- Activity -
Below are the records; restate all of them exactly.

(Dataset rows for apps and sites)
____________
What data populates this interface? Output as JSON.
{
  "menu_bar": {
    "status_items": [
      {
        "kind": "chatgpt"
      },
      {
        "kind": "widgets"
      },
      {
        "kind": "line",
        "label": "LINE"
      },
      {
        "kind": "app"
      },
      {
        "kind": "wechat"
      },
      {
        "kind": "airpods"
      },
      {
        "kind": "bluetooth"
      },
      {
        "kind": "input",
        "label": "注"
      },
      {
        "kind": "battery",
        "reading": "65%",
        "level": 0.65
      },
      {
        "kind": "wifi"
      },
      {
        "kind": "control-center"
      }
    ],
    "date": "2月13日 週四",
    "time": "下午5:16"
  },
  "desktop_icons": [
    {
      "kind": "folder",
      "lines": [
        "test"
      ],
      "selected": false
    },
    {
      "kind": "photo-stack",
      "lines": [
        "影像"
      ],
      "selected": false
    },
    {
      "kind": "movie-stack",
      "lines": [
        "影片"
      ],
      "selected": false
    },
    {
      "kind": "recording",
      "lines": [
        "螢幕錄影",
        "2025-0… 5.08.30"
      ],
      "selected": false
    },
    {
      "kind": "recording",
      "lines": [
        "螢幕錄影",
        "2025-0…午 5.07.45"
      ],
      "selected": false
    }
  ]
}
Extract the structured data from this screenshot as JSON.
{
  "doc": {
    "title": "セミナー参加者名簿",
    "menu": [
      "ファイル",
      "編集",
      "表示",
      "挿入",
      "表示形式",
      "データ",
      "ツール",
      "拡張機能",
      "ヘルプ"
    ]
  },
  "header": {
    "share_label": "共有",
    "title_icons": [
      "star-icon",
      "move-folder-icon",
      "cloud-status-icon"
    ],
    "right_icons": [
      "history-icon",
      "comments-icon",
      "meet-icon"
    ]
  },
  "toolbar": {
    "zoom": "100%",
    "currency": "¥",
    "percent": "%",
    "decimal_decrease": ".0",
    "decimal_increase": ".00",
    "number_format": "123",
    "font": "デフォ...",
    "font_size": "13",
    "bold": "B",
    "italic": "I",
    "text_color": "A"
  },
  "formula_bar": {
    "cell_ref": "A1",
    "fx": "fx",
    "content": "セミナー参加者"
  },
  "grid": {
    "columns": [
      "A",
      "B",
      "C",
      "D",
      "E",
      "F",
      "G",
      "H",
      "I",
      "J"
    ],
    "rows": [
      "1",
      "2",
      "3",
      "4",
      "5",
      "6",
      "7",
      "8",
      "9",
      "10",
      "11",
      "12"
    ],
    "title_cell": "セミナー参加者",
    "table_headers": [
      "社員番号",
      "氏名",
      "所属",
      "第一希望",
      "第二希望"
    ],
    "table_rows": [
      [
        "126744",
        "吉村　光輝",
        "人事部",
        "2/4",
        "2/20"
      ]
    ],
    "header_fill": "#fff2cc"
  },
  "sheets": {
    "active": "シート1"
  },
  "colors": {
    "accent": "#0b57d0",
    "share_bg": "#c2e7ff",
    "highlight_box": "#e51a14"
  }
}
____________
- Completed exercise -
What data populates this interface? Output as JSON.
{
  "menu_bar": {
    "status_items": [
      {
        "kind": "chatgpt"
      },
      {
        "kind": "widgets"
      },
      {
        "kind": "line",
        "label": "LINE"
      },
      {
        "kind": "app"
      },
      {
        "kind": "wechat"
      },
      {
        "kind": "airpods"
      },
      {
        "kind": "bluetooth"
      },
      {
        "kind": "input",
        "label": "注"
      },
      {
        "kind": "battery",
        "reading": "65%",
        "level": 0.65
      },
      {
        "kind": "wifi"
      },
      {
        "kind": "control-center"
      }
    ],
    "date": "2月13日 週四",
    "time": "下午5:16"
  },
  "desktop_icons": [
    {
      "kind": "folder",
      "lines": [
        "test"
      ],
      "selected": false
    },
    {
      "kind": "photo-stack",
      "lines": [
        "影像"
      ],
      "selected": false
    },
    {
      "kind": "movie-stack",
      "lines": [
        "影片"
      ],
      "selected": false
    },
    {
      "kind": "recording",
      "lines": [
        "螢幕錄影",
        "2025-0… 5.08.30"
      ],
      "selected": false
    },
    {
      "kind": "recording",
      "lines": [
        "螢幕錄影",
        "2025-0…午 5.07.45"
      ],
      "selected": false
    }
  ]
}
Extract the structured data from this screenshot as JSON.
{
  "doc": {
    "title": "セミナー参加者名簿",
    "menu": [
      "ファイル",
      "編集",
      "表示",
      "挿入",
      "表示形式",
      "データ",
      "ツール",
      "拡張機能",
      "ヘルプ"
    ]
  },
  "header": {
    "share_label": "共有",
    "title_icons": [
      "star-icon",
      "move-folder-icon",
      "cloud-status-icon"
    ],
    "right_icons": [
      "history-icon",
      "comments-icon",
      "meet-icon"
    ]
  },
  "toolbar": {
    "zoom": "100%",
    "currency": "¥",
    "percent": "%",
    "decimal_decrease": ".0",
    "decimal_increase": ".00",
    "number_format": "123",
    "font": "デフォ...",
    "font_size": "13",
    "bold": "B",
    "italic": "I",
    "text_color": "A"
  },
  "formula_bar": {
    "cell_ref": "A1",
    "fx": "fx",
    "content": "セミナー参加者"
  },
  "grid": {
    "columns": [
      "A",
      "B",
      "C",
      "D",
      "E",
      "F",
      "G",
      "H",
      "I",
      "J"
    ],
    "rows": [
      "1",
      "2",
      "3",
      "4",
      "5",
      "6",
      "7",
      "8",
      "9",
      "10",
      "11",
      "12"
    ],
    "title_cell": "セミナー参加者",
    "table_headers": [
      "社員番号",
      "氏名",
      "所属",
      "第一希望",
      "第二希望"
    ],
    "table_rows": [
      [
        "126744",
        "吉村　光輝",
        "人事部",
        "2/4",
        "2/20"
      ]
    ],
    "header_fill": "#fff2cc"
  },
  "sheets": {
    "active": "シート1"
  },
  "colors": {
    "accent": "#0b57d0",
    "share_bg": "#c2e7ff",
    "highlight_box": "#e51a14"
  }
}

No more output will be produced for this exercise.